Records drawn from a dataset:
----------

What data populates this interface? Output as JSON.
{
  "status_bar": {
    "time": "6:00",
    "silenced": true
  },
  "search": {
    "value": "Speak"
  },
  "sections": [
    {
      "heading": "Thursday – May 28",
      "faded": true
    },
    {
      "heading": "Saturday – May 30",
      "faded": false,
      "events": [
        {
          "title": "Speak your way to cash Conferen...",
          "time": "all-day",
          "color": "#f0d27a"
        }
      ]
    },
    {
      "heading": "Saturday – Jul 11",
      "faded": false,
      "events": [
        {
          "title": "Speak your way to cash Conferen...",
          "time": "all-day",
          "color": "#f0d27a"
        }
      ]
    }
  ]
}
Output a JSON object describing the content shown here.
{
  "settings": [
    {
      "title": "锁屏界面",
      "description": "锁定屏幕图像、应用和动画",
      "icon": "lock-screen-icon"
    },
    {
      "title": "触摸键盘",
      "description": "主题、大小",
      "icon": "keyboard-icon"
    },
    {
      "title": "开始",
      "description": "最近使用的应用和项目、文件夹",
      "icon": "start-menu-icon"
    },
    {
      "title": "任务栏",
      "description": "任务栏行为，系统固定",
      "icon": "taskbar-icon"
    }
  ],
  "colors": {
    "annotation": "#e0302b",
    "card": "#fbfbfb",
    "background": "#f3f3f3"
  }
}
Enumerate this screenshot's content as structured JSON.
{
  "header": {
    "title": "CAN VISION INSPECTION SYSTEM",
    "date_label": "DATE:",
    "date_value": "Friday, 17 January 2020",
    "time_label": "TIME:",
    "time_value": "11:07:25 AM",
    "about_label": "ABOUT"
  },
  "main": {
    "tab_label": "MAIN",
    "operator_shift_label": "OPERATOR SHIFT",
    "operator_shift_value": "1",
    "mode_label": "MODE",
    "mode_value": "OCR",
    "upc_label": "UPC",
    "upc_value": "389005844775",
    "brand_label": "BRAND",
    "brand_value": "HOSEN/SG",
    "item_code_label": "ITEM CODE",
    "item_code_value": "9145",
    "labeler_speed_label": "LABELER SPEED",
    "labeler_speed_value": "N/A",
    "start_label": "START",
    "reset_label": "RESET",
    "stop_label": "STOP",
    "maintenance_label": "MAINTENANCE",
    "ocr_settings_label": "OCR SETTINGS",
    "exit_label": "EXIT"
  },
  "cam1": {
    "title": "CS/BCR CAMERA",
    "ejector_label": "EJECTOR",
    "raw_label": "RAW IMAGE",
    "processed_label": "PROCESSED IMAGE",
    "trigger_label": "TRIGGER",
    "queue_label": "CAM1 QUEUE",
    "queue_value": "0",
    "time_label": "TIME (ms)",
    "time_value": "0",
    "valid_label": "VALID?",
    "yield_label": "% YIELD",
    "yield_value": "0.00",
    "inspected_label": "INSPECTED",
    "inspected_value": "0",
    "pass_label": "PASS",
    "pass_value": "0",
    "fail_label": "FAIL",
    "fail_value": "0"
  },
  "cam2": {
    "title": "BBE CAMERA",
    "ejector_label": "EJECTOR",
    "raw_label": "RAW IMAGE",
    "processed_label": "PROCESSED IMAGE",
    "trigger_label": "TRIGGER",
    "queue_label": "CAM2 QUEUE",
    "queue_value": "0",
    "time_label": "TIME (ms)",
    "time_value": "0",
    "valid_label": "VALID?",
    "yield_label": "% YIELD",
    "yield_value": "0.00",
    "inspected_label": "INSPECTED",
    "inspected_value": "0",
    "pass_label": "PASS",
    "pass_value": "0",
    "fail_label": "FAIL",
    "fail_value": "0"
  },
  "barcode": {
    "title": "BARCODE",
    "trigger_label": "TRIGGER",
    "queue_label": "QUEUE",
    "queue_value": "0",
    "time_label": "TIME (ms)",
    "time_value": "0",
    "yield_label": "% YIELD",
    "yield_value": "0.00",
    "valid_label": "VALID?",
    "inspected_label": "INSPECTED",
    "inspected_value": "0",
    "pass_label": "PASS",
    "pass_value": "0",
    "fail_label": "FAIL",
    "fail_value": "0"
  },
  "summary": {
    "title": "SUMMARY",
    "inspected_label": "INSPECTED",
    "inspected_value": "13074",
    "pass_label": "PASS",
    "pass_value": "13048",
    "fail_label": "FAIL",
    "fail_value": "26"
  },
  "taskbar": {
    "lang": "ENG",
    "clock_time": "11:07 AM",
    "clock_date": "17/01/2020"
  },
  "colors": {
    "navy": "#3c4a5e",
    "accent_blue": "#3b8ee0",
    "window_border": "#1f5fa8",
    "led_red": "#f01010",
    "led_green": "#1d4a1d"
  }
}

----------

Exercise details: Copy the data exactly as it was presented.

Written solution:
What data populates this interface? Output as JSON.
{
  "status_bar": {
    "time": "6:00",
    "silenced": true
  },
  "search": {
    "value": "Speak"
  },
  "sections": [
    {
      "heading": "Thursday – May 28",
      "faded": true
    },
    {
      "heading": "Saturday – May 30",
      "faded": false,
      "events": [
        {
          "title": "Speak your way to cash Conferen...",
          "time": "all-day",
          "color": "#f0d27a"
        }
      ]
    },
    {
      "heading": "Saturday – Jul 11",
      "faded": false,
      "events": [
        {
          "title": "Speak your way to cash Conferen...",
          "time": "all-day",
          "color": "#f0d27a"
        }
      ]
    }
  ]
}
Output a JSON object describing the content shown here.
{
  "settings": [
    {
      "title": "锁屏界面",
      "description": "锁定屏幕图像、应用和动画",
      "icon": "lock-screen-icon"
    },
    {
      "title": "触摸键盘",
      "description": "主题、大小",
      "icon": "keyboard-icon"
    },
    {
      "title": "开始",
      "description": "最近使用的应用和项目、文件夹",
      "icon": "start-menu-icon"
    },
    {
      "title": "任务栏",
      "description": "任务栏行为，系统固定",
      "icon": "taskbar-icon"
    }
  ],
  "colors": {
    "annotation": "#e0302b",
    "card": "#fbfbfb",
    "background": "#f3f3f3"
  }
}
Enumerate this screenshot's content as structured JSON.
{
  "header": {
    "title": "CAN VISION INSPECTION SYSTEM",
    "date_label": "DATE:",
    "date_value": "Friday, 17 January 2020",
    "time_label": "TIME:",
    "time_value": "11:07:25 AM",
    "about_label": "ABOUT"
  },
  "main": {
    "tab_label": "MAIN",
    "operator_shift_label": "OPERATOR SHIFT",
    "operator_shift_value": "1",
    "mode_label": "MODE",
    "mode_value": "OCR",
    "upc_label": "UPC",
    "upc_value": "389005844775",
    "brand_label": "BRAND",
    "brand_value": "HOSEN/SG",
    "item_code_label": "ITEM CODE",
    "item_code_value": "9145",
    "labeler_speed_label": "LABELER SPEED",
    "labeler_speed_value": "N/A",
    "start_label": "START",
    "reset_label": "RESET",
    "stop_label": "STOP",
    "maintenance_label": "MAINTENANCE",
    "ocr_settings_label": "OCR SETTINGS",
    "exit_label": "EXIT"
  },
  "cam1": {
    "title": "CS/BCR CAMERA",
    "ejector_label": "EJECTOR",
    "raw_label": "RAW IMAGE",
    "processed_label": "PROCESSED IMAGE",
    "trigger_label": "TRIGGER",
    "queue_label": "CAM1 QUEUE",
    "queue_value": "0",
    "time_label": "TIME (ms)",
    "time_value": "0",
    "valid_label": "VALID?",
    "yield_label": "% YIELD",
    "yield_value": "0.00",
    "inspected_label": "INSPECTED",
    "inspected_value": "0",
    "pass_label": "PASS",
    "pass_value": "0",
    "fail_label": "FAIL",
    "fail_value": "0"
  },
  "cam2": {
    "title": "BBE CAMERA",
    "ejector_label": "EJECTOR",
    "raw_label": "RAW IMAGE",
    "processed_label": "PROCESSED IMAGE",
    "trigger_label": "TRIGGER",
    "queue_label": "CAM2 QUEUE",
    "queue_value": "0",
    "time_label": "TIME (ms)",
    "time_value": "0",
    "valid_label": "VALID?",
    "yield_label": "% YIELD",
    "yield_value": "0.00",
    "inspected_label": "INSPECTED",
    "inspected_value": "0",
    "pass_label": "PASS",
    "pass_value": "0",
    "fail_label": "FAIL",
    "fail_value": "0"
  },
  "barcode": {
    "title": "BARCODE",
    "trigger_label": "TRIGGER",
    "queue_label": "QUEUE",
    "queue_value": "0",
    "time_label": "TIME (ms)",
    "time_value": "0",
    "yield_label": "% YIELD",
    "yield_value": "0.00",
    "valid_label": "VALID?",
    "inspected_label": "INSPECTED",
    "inspected_value": "0",
    "pass_label": "PASS",
    "pass_value": "0",
    "fail_label": "FAIL",
    "fail_value": "0"
  },
  "summary": {
    "title": "SUMMARY",
    "inspected_label": "INSPECTED",
    "inspected_value": "13074",
    "pass_label": "PASS",
    "pass_value": "13048",
    "fail_label": "FAIL",
    "fail_value": "26"
  },
  "taskbar": {
    "lang": "ENG",
    "clock_time": "11:07 AM",
    "clock_date": "17/01/2020"
  },
  "colors": {
    "navy": "#3c4a5e",
    "accent_blue": "#3b8ee0",
    "window_border": "#1f5fa8",
    "led_red": "#f01010",
    "led_green": "#1d4a1d"
  }
}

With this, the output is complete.